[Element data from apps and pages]
++++++++++
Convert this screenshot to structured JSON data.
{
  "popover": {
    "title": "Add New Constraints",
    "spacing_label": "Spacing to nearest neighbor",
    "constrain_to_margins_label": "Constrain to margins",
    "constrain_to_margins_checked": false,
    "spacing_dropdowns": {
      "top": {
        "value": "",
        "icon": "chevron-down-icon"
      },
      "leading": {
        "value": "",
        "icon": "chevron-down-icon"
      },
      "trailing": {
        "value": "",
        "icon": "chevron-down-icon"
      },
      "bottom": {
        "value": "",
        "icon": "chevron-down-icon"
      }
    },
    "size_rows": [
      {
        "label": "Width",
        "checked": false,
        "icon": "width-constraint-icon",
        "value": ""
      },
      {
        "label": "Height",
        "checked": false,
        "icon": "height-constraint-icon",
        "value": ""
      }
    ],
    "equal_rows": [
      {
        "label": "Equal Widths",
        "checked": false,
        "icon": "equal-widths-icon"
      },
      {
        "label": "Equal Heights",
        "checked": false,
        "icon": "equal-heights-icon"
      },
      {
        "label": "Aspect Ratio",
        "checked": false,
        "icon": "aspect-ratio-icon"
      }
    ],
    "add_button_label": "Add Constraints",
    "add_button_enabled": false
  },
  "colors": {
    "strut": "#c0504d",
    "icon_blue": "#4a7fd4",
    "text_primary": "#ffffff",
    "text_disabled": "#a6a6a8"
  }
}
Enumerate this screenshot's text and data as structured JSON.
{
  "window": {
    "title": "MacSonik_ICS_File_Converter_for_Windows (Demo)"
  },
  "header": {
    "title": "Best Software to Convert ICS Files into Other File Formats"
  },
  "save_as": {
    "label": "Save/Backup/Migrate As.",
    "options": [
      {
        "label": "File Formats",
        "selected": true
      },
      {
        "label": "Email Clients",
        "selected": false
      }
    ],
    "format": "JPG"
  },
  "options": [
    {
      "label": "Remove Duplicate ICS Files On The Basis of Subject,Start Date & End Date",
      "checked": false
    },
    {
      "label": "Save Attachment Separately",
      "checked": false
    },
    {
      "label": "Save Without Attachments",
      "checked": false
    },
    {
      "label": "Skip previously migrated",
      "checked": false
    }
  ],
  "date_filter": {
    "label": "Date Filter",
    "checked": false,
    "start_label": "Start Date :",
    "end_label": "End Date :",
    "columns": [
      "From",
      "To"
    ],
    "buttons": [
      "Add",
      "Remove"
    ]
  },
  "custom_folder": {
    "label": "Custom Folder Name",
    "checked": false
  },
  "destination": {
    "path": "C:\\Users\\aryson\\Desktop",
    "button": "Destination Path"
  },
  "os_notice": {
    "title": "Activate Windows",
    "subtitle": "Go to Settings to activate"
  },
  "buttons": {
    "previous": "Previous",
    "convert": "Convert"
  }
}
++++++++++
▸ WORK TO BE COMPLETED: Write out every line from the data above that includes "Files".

▸ REPLY:
    "title": "Best Software to Convert ICS Files into Other File Formats"
      "label": "Remove Duplicate ICS Files On The Basis of Subject,Start Date & End Date",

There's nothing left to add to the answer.